Thanks for joining us to read this week's edition of Overbit Weekly Round Up, where we take a step back from the weekly madness of the market and try to point to overarching stories. With Bitcoin, XRP, and other cryptocurrency markets are experiencing a small retrace after a massive rally, we look away from the markets and into regulation. More specifically, the U.S. Internal Revenue Service (IRS).

For the second year in a row, the IRS is warning of underreporting by IRS cryptocurrency investors and users. According to a report on Monday by, "dozens of individuals" have received notices on unreported crypto taxes dating back to 2018. These same tax notices were sent out last year to some cryptocurrency exchange users as well.

The big takeaways from this story are that crypto is becoming mainstream enough to garner attention from the tax body of the United States. This interest shows they are taking crypto, and the money made from it, very seriously, and it's not just the united states, regulatory bodies around the world are looking closely at the financial implications of crypto on their taxpayers as well.

Moving on from the IRS, we pivot towards Japan. According to a recent report by CoinTelegraph, the CEO of Japanese financial services giant Monex - Oki Matsumoto - has been welcome to the idea of a central bank digital currency (CBDC). Earlier this year, the Bank of Japan announced plans to begin testing a CBDC during 2021. More details have come out about the Bank of Japan's plans, more specifically how the private sector will play a 'prime role, at least in the testing phase'.

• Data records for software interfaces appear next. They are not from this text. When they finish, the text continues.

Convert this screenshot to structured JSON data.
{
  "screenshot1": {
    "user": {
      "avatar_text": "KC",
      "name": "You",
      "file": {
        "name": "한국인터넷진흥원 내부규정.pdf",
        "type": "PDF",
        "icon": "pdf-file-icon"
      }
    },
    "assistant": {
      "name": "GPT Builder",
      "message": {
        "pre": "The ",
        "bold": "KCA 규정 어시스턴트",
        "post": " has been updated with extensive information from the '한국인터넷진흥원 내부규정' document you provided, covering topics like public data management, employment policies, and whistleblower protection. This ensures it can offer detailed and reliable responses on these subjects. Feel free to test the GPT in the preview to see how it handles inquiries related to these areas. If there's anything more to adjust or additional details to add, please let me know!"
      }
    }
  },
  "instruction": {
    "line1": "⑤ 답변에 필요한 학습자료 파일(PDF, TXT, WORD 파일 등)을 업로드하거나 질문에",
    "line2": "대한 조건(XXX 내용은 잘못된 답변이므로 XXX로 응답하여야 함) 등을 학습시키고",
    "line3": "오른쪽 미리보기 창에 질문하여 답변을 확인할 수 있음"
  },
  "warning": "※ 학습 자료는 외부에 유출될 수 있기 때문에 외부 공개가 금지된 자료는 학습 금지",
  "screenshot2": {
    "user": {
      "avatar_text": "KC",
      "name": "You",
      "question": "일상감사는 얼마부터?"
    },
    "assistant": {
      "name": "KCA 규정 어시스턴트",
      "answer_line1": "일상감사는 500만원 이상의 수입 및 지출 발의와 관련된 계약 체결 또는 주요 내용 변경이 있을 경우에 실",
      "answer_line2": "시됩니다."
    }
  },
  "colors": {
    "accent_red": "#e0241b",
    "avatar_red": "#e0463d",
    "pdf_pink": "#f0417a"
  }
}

Matsumoto seems optimistic about the potential of a CBDC, according to Reuters. He even spoke to non-state issued cryptocurrency, having this to say "CBDCs will significantly enhance the interoperability of cryptocurrencies. It would make the cryptocurrency market more lively.". In essence, Matsumoto says if the Bank of Japan has a CBDC, all the cryptocurrency companies, like exchanges, could plug much more easily into the traditional finance system. This certainly wouldn't be the first time Monex has expressed interest in cryptocurrency, as they have previously received press for buying the hacked exchange Coincheck, as well as applying to join Facebook's Libra Association last year. Once again, we continue to see massive payments companies embracing the future of cryptocurrency.

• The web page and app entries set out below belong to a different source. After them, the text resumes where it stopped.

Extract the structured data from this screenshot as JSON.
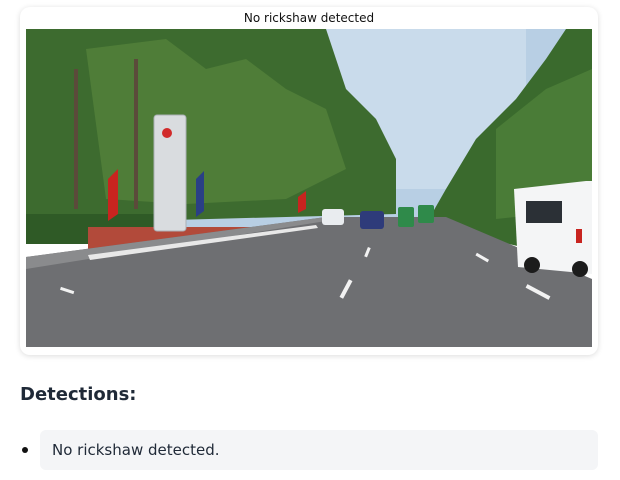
{
  "result": {
    "caption": "No rickshaw detected",
    "image_alt": "Road scene with palm trees, a signboard pillar and vehicles"
  },
  "detections": {
    "heading": "Detections:",
    "items": [
      {
        "text": "No rickshaw detected."
      }
    ]
  }
}
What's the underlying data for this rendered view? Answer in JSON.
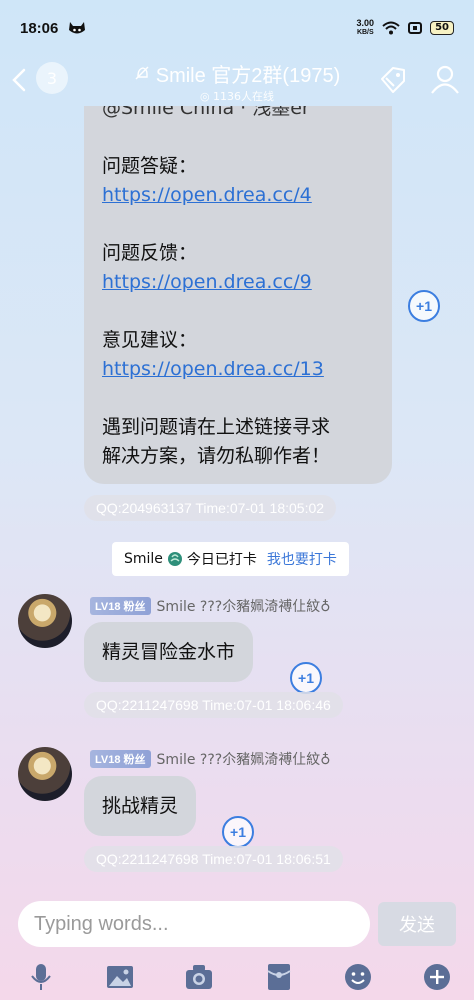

Closing out this week's edition, we take a look at the U.S. dollar and its economic situation as a whole. On Wednesday, 25 November, the U.S. dollar managed to defend nearly 3-month lows, as Bitcoin stands just shy of its 2017 all-time high. It seems the brief rally in risk-on assets is on pause, thanks to less-than-ideal figures released from the United States. First-time claims for jobless benefits increased last week, with many pointing to the recent surge of coronavirus once again taking a toll on the economy.

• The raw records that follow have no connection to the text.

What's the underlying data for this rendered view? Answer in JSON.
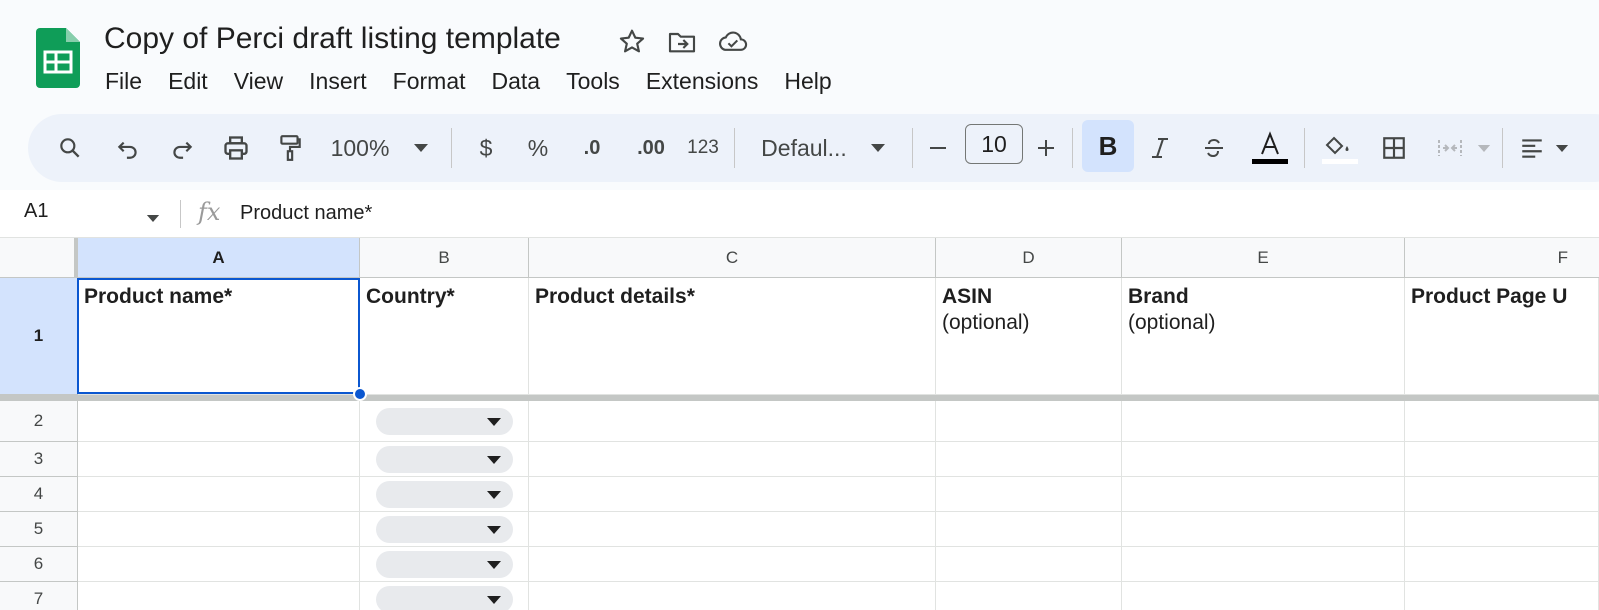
{
  "doc": {
    "title": "Copy of Perci draft listing template"
  },
  "menu": [
    "File",
    "Edit",
    "View",
    "Insert",
    "Format",
    "Data",
    "Tools",
    "Extensions",
    "Help"
  ],
  "toolbar": {
    "zoom": "100%",
    "currency": "$",
    "percent": "%",
    "decrease_decimal": ".0",
    "increase_decimal": ".00",
    "number_format": "123",
    "font": "Defaul...",
    "font_size": "10",
    "minus": "−",
    "plus": "+",
    "bold": "B"
  },
  "formula_bar": {
    "name_box": "A1",
    "fx": "fx",
    "content": "Product name*"
  },
  "columns": [
    "A",
    "B",
    "C",
    "D",
    "E",
    "F"
  ],
  "rows": [
    "1",
    "2",
    "3",
    "4",
    "5",
    "6",
    "7"
  ],
  "header_row": {
    "A": {
      "bold": "Product name*",
      "note": ""
    },
    "B": {
      "bold": "Country*",
      "note": ""
    },
    "C": {
      "bold": "Product details*",
      "note": ""
    },
    "D": {
      "bold": "ASIN",
      "note": "(optional)"
    },
    "E": {
      "bold": "Brand",
      "note": "(optional)"
    },
    "F": {
      "bold": "Product Page U",
      "note": ""
    }
  },
  "colors": {
    "accent": "#0b57d0",
    "selection": "#d3e3fd",
    "toolbar_bg": "#edf2fa",
    "sheets_green": "#0f9d58"
  },
  "icons": {
    "app": "google-sheets-logo",
    "star": "star-icon",
    "move": "move-to-folder-icon",
    "cloud": "cloud-saved-icon"
  }
}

Some people like Shaun Osborne, chief currency strategist at Scotiabank, believe that the dollar will rise through the next few days of Thanksgiving, "as positions are squared up ahead of what is effectively a long weekend". As we advance, though, he believes there is a "deeply entrenched, bearish psyche" surrounding the greenback, in spite of any progress on vaccine development or the dovish Treasury Secretary Nominee Janet Yellen.

In the end, it's hard to say which way things are going to go, but with Bitcoin at record highs, and USD bouncing off record lows, we'd encourage traders to keep an eye on this continuing, inverse correlation. Other than that, thanks for reading, and we'll be sure to keep you up-to-date on any new trends at

Our publications do not offer investment advice and nothing in them should be construed as investment advice.  Our publications provide information and education for investors who can make their investment decisions without advice.
The information contained in our publications is not, and should not be read as, an offer or recommendation to buy or sell or a solicitation of an offer or recommendation to buy or sell any positions.  Our publications are not, and should not be seen as, a recommendation to use any particular investment strategy.
Risk Warning: Margin Trading carries a high level of risk to your capital and you should only trade with money you can afford to lose. Margin Trading may not be suitable for all investors, so please ensure that you fully understand the risks involved, and seek independent advice if necessary.